Synopses & Reviews
In the last decades of the twentieth century, a 'memory boom' took place in Western Europe and North America. It is the aim of this volume to investigate how academic practices of Memory Studies are being applied, adapted, and transformed in the countries of East-Central Europe and the former Soviet Union. Importing the 'memory boom' into a new cultural context without interrogating the paradigm itself is of course impossible, and this has been the starting point for the current volume. While for scholars of Eastern Europe the volume will be interesting for the specifics discussed in each chapter, for scholars in Memory Studies it affords a new, startlingly different perspective on a paradigm that has become canonical and crystallized.
'The contributors to this volume explore the difficult challenges facing Europe in reaching common understandings of very different historical memories of Holocaust and Gulag. The editors have brought together scholars who cross the boundaries of humanistic disciplines. Above all, they have found scholars who have been brave enough to learn about the other half of Europe.' - Mark von Hagen, Arizona State University
'A compelling volume that powerfully challenges the Western canon of Memory Studies to define a new age of cultural memory in the East.' - Andrew Hoskins, Editor-in-Chief, Memory Studies

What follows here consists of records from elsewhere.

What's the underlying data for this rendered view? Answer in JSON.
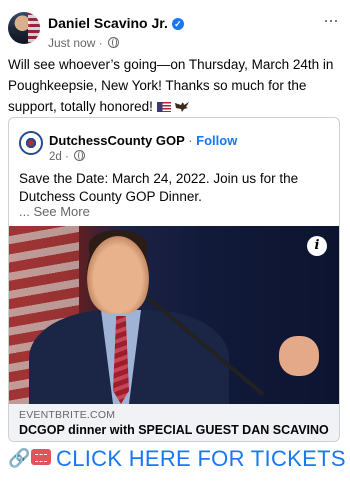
{
  "post": {
    "author": "Daniel Scavino Jr.",
    "verified_icon": "verified-badge-icon",
    "time": "Just now",
    "dot": "·",
    "text": "Will see whoever’s going—on Thursday, March 24th in Poughkeepsie, New York! Thanks so much for the support, totally honored!",
    "more_icon": "···"
  },
  "shared": {
    "page_name": "DutchessCounty GOP",
    "separator": "·",
    "follow_label": "Follow",
    "time": "2d",
    "dot": "·",
    "text": "Save the Date: March 24, 2022. Join us for the Dutchess County GOP Dinner.",
    "see_more": "... See More",
    "info_icon": "i",
    "link_domain": "EVENTBRITE.COM",
    "link_title": "DCGOP dinner with SPECIAL GUEST DAN SCAVINO"
  },
  "cta": {
    "link_icon": "🔗",
    "label": "CLICK HERE FOR TICKETS"
  },
  "colors": {
    "accent": "#1877f2",
    "muted": "#65676b",
    "link_bar": "#f0f2f5"
  }
}
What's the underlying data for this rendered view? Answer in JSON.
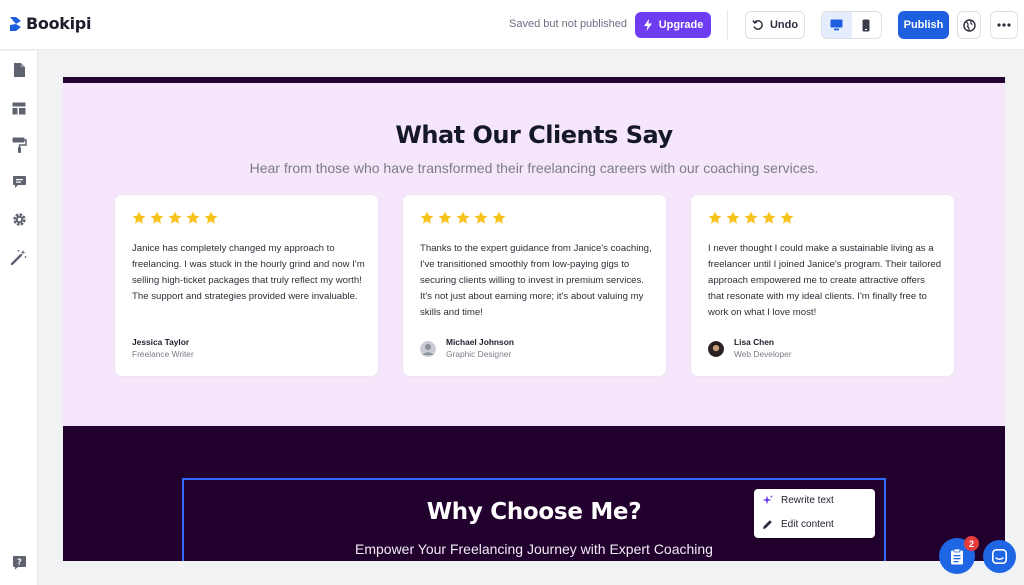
{
  "app": {
    "logo_text": "Bookipi"
  },
  "topbar": {
    "status": "Saved but not published",
    "upgrade_label": "Upgrade",
    "undo_label": "Undo",
    "publish_label": "Publish",
    "icons": [
      "lightning-icon",
      "undo-icon",
      "desktop-icon",
      "mobile-icon",
      "globe-icon",
      "more-icon"
    ],
    "active_device": "desktop"
  },
  "sidebar": {
    "items": [
      "page-icon",
      "layout-icon",
      "paint-roller-icon",
      "comment-icon",
      "gear-icon",
      "magic-wand-icon"
    ],
    "bottom": "help-icon"
  },
  "testimonials": {
    "title": "What Our Clients Say",
    "subtitle": "Hear from those who have transformed their freelancing careers with our coaching services.",
    "cards": [
      {
        "rating": 5,
        "quote": "Janice has completely changed my approach to freelancing. I was stuck in the hourly grind and now I'm selling high-ticket packages that truly reflect my worth! The support and strategies provided were invaluable.",
        "name": "Jessica Taylor",
        "role": "Freelance Writer"
      },
      {
        "rating": 5,
        "quote": "Thanks to the expert guidance from Janice's coaching, I've transitioned smoothly from low-paying gigs to securing clients willing to invest in premium services. It's not just about earning more; it's about valuing my skills and time!",
        "name": "Michael Johnson",
        "role": "Graphic Designer"
      },
      {
        "rating": 5,
        "quote": "I never thought I could make a sustainable living as a freelancer until I joined Janice's program. Their tailored approach empowered me to create attractive offers that resonate with my ideal clients. I'm finally free to work on what I love most!",
        "name": "Lisa Chen",
        "role": "Web Developer"
      }
    ]
  },
  "why": {
    "title": "Why Choose Me?",
    "subtitle": "Empower Your Freelancing Journey with Expert Coaching"
  },
  "context_menu": {
    "items": [
      {
        "label": "Rewrite text",
        "icon": "sparkle-icon"
      },
      {
        "label": "Edit content",
        "icon": "pencil-icon"
      }
    ]
  },
  "fab": {
    "badge_count": "2"
  },
  "colors": {
    "accent": "#1e5fe0",
    "upgrade": "#6e3df2",
    "hero_bg": "#f6e6fb",
    "dark_bg": "#22002e",
    "star": "#f8c21c"
  }
}
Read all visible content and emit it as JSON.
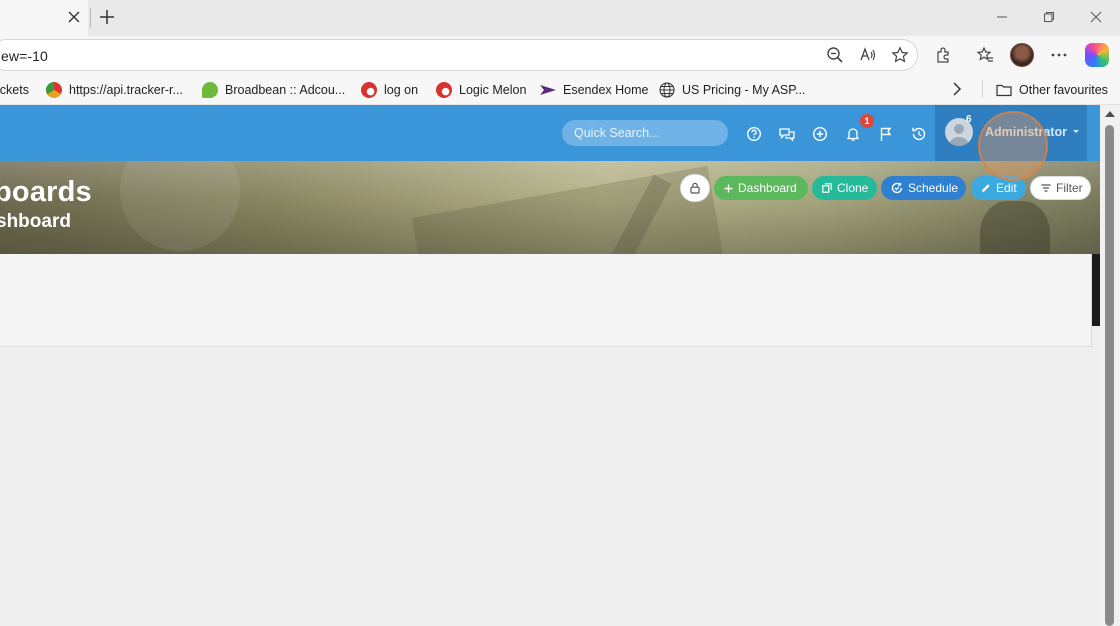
{
  "browser": {
    "address": "ew=-10",
    "favourites": [
      {
        "label": "ickets"
      },
      {
        "label": "https://api.tracker-r..."
      },
      {
        "label": "Broadbean :: Adcou..."
      },
      {
        "label": "log on"
      },
      {
        "label": "Logic Melon"
      },
      {
        "label": "Esendex Home"
      },
      {
        "label": "US Pricing - My ASP..."
      }
    ],
    "other_favourites": "Other favourites"
  },
  "header": {
    "search_placeholder": "Quick Search...",
    "notification_count": "1",
    "user_badge": "6",
    "user_name": "Administrator"
  },
  "hero": {
    "title": "boards",
    "subtitle": "shboard"
  },
  "actions": {
    "dashboard": "Dashboard",
    "clone": "Clone",
    "schedule": "Schedule",
    "edit": "Edit",
    "filter": "Filter"
  },
  "colors": {
    "header": "#3a96d8",
    "dashboard_btn": "#5cb85c",
    "clone_btn": "#26b99a",
    "schedule_btn": "#2f80d1",
    "edit_btn": "#3aaae0",
    "notification_badge": "#e0453a"
  }
}
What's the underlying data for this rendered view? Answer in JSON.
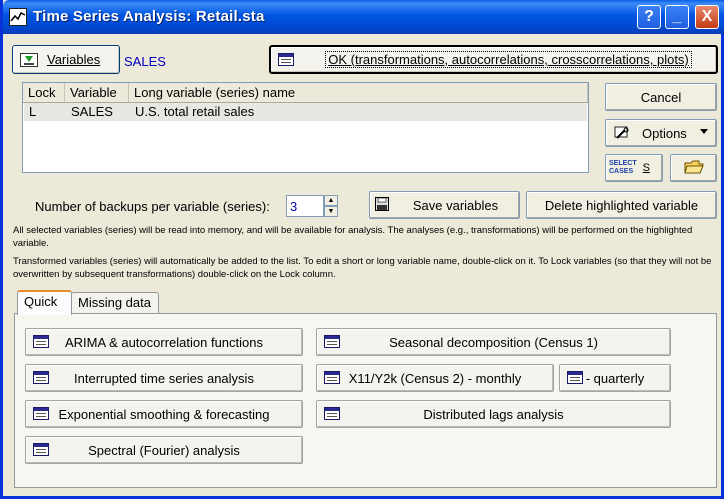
{
  "window": {
    "title": "Time Series Analysis: Retail.sta"
  },
  "titlebar_buttons": {
    "help": "?",
    "minimize": "_",
    "close": "X"
  },
  "variables_button": "Variables",
  "selected_variable": "SALES",
  "ok_button": "OK (transformations, autocorrelations, crosscorrelations, plots)",
  "cancel_button": "Cancel",
  "options_button": "Options",
  "select_cases": {
    "icon_text_1": "SELECT",
    "icon_text_2": "CASES",
    "label": "S"
  },
  "table": {
    "headers": [
      "Lock",
      "Variable",
      "Long variable (series) name"
    ],
    "rows": [
      {
        "lock": "L",
        "variable": "SALES",
        "long_name": "U.S. total retail sales"
      }
    ]
  },
  "backups": {
    "label": "Number of backups per variable (series):",
    "value": "3"
  },
  "save_variables_button": "Save variables",
  "delete_button": "Delete highlighted variable",
  "info_text_1": "All selected variables (series) will be read into memory, and will be available for analysis. The analyses (e.g., transformations) will be performed on the highlighted variable.",
  "info_text_2": "Transformed variables (series) will automatically be added to the list. To edit a short or long variable name, double-click on it. To Lock variables (so that they will not be overwritten by subsequent transformations) double-click on the Lock column.",
  "tabs": [
    "Quick",
    "Missing data"
  ],
  "quick_buttons": {
    "arima": "ARIMA & autocorrelation functions",
    "interrupted": "Interrupted time series analysis",
    "exponential": "Exponential smoothing & forecasting",
    "spectral": "Spectral (Fourier) analysis",
    "seasonal": "Seasonal decomposition (Census 1)",
    "x11_monthly": "X11/Y2k (Census 2) - monthly",
    "x11_quarterly": "- quarterly",
    "distributed": "Distributed lags analysis"
  }
}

In the last decades of the twentieth century, the humanities and social sciences in Western Europe and North America experienced a 'memory boom' that gave rise to new research agendas and provoked interdisciplinary exchange. Less known are the ways in which academic practices of Memory Studies have been applied, adapted, and transformed in the countries of East-Central Europe and the former Soviet Union. Proceeding from a clear-eyed interrogation of the 'memory boom' paradigm itself - and its theoretical portability into a new cultural context - this volume collects new and varied perspectives on the challenges of post-catastrophic memory, offering a novel approach to a paradigm that has become canonical and crystallized.
About the Author
Uilleam Blacker is Research Associate on the 'Memory at War' project in the Department of Slavonic Studies at the University of Cambridge, UK. He is the co-author of Remembering Katyn (2012).
Alexander Etkind is Professor of the European University at Florence, Italy. He directed the international project 'Memory at War' (2010-2013). He is the author of Eros of the Impossible (1996); Internal Colonization: Russia's Imperial Experience (2011); Warped Mourning: Stories of the Undead in the Land of the Unburied (2013); and co-author of Remembering Katyn (2012).
Julie Fedor is Research Associate on the 'Memory at War' project in the Department of Slavonic Studies at the University of Cambridge, UK. She is the author of Russia and the Cult of State Security (2011); co-author of Remembering Katyn (2012); and co-editor of Memory, Conflict and New Media: Web Wars in Post-Socialist States (2013).
Table of Contents
Introduction; Uilleam Blacker and Alexander Etkind
PART I: DIVIDED MEMORY
1. Europe's Divided Memory; Aleida Assmann
2. Human Rights and European Remembrance; Jay Winter
3. European Memory: Between Jewish and Cosmopolitan; Natan Sznaider
PART II: POST-COLONIAL, POST-SOCIALIST
4. Between Paris and Warsaw: Multidirectional Memory, Ethics and Historical Responsibility; Michael Rothberg
5. Theory as Memory Practice: The Divided Discourse on Poland's Postcoloniality; Dirk Uffelmann
6. Occupation vs Colonization: Post-Soviet Latvia and the Provincialization of Europe; Kevin M. F. Platt
PART III: MOURNING MATTERS
7. Murder in the Cemetery: Memorial Clashes over the Victims of the Soviet-Polish Wars; Andrzej Nowak
8. Living among the Ghosts of Others: Urban Postmemory in Eastern Europe; Uilleam Blacker
9. Towards Cosmopolitan Mourning: Belarusian Literature between History and Politics; Simon Lewis
PART IV: MEMORY WARS IN THE TWENTY-FIRST CENTURY
10. Why Digital Memory Studies Should Not Overlook Eastern Europe's Memory Wars; Ellen Rutten
11. Memory Wars in Post-Soviet Ukraine (1991-2010); Andriy Portnov
12. The Struggle for History: The Past as a Limited Resource; Ilya Kalinin